This dispute has important implications for the role of the DRT in Indian law and commerce, and the ability of the borrowers to have legitimate disputes adjudicated by the civil court. Equally important, however, is ensuring that the objective of setting up the DRT – expeditious disposal of banking cases – is not hampered by allowing borrowers to frustrate its jurisdiction.
The tribunal has no jurisdiction to adjudicate to entertain application for winding up of a company, as an application for winding up is a special right or remedy given under the Companies Act, 1956.
Tribunal has no jurisdiction over co-operative banks: Sec 2 (d) of the Banking Regulation Act, 1949 does not includes co-operative banks. (Phonix Impex v. State of Rajasthan, 1998 (2) WLC 59 (Raj) (DB)).
Impact of Failure of Debt Recovery Tribunal
NPA means booking of money in terms of bad asset, which occurred due to wrong choice of client. Because of the money getting blocked the prodigality of bank decreases not only by the amount of NPA but NPA lead to opportunity cost also as that much of profit invested in some return earning project/asset. So NPA does not affect current profit but also future stream of profit, which may lead to loss of some long-term beneficial opportunity. Another impact of reduction in profitability is low ROI (return on investment), which adversely affect current earning of bank.
Money is getting blocked, decreased profit lead to lack of enough cash at hand which lead to borrowing money for shortest period of time which lead to additional cost to the company. Difficulty in operating the functions of bank is another cause of NPA due to lack of money.

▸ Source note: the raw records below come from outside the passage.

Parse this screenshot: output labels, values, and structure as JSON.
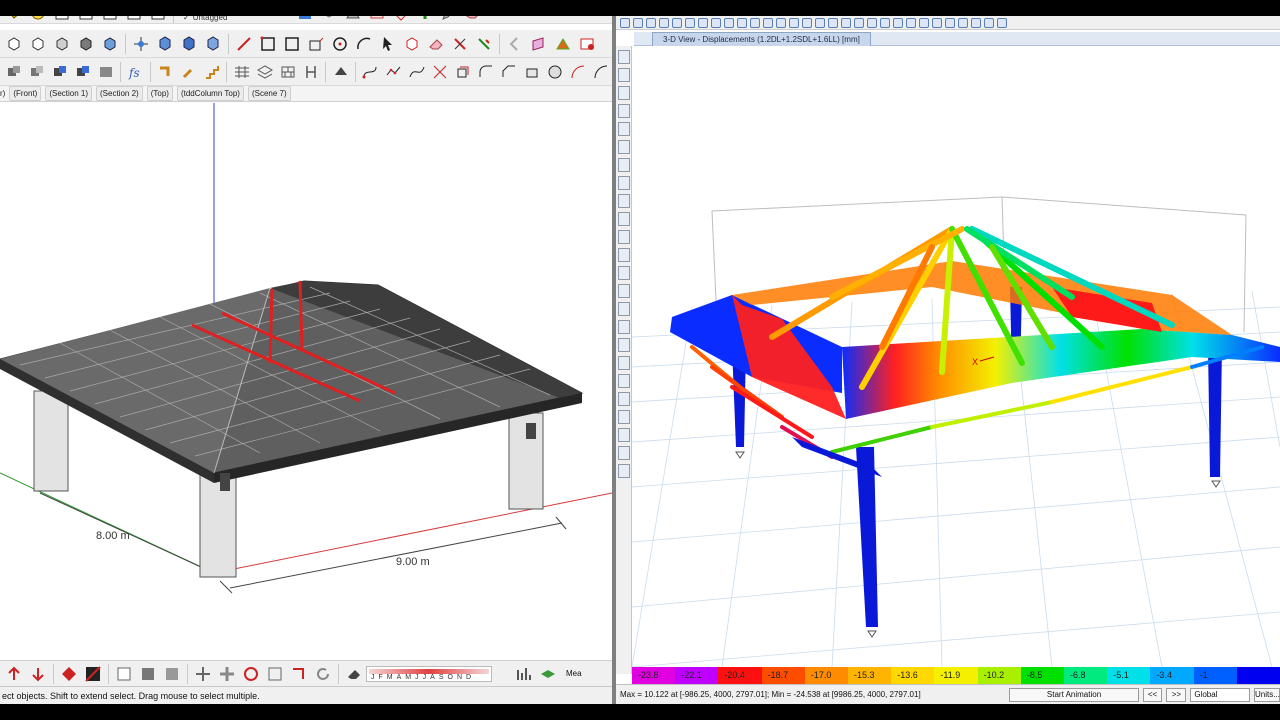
{
  "left": {
    "tag_value": "Untagged",
    "scene_tabs": [
      "(Front)",
      "(Section 1)",
      "(Section 2)",
      "(Top)",
      "(tddColumn Top)",
      "(Scene 7)"
    ],
    "scene_tab_first": "r)",
    "dimension_1": "8.00 m",
    "dimension_2": "9.00 m",
    "months": [
      "J",
      "F",
      "M",
      "A",
      "M",
      "J",
      "J",
      "A",
      "S",
      "O",
      "N",
      "D"
    ],
    "measure_label": "Mea",
    "status_text": "ect objects. Shift to extend select. Drag mouse to select multiple."
  },
  "right": {
    "view_title": "3-D View  - Displacements (1.2DL+1.2SDL+1.6LL)  [mm]",
    "axis_label": "X",
    "legend": [
      {
        "value": "-23.8",
        "color": "#e000e0"
      },
      {
        "value": "-22.1",
        "color": "#c000ff"
      },
      {
        "value": "-20.4",
        "color": "#ff1010"
      },
      {
        "value": "-18.7",
        "color": "#ff4d00"
      },
      {
        "value": "-17.0",
        "color": "#ff8c00"
      },
      {
        "value": "-15.3",
        "color": "#ffb400"
      },
      {
        "value": "-13.6",
        "color": "#ffd800"
      },
      {
        "value": "-11.9",
        "color": "#f4f000"
      },
      {
        "value": "-10.2",
        "color": "#a8f000"
      },
      {
        "value": "-8.5",
        "color": "#00e000"
      },
      {
        "value": "-6.8",
        "color": "#00ea80"
      },
      {
        "value": "-5.1",
        "color": "#00e0e8"
      },
      {
        "value": "-3.4",
        "color": "#00a8ff"
      },
      {
        "value": "-1",
        "color": "#0060ff"
      },
      {
        "value": "",
        "color": "#0000f0"
      }
    ],
    "status_text": "Max = 10.122 at [-986.25, 4000, 2797.01];  Min = -24.538 at [9986.25, 4000, 2797.01]",
    "animation_button": "Start Animation",
    "prev_button": "<<",
    "next_button": ">>",
    "coord_system": "Global",
    "units_button": "Units..."
  },
  "colors": {
    "roof_fill": "#5f5f5f",
    "red_member": "#e02020",
    "column_blue": "#0a18d8",
    "grid_line": "#c9dcee"
  }
}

Involvement of Management
Time and efforts of management is another indirect cost which bank has to bear due to NPA. Time and efforts of management in handling and managing NPA would have diverted to some fruitful activities, which would have given good returns. Now days, banks have special employees to deal and handle NPAs, which is additional cost to the bank.
If a bank is facing problem of NPA, then it adversely affects the value of bank in terms of market for credit. It will lose its goodwill and brand image and credit which have negative impact to the people who are putting in their money in the banks.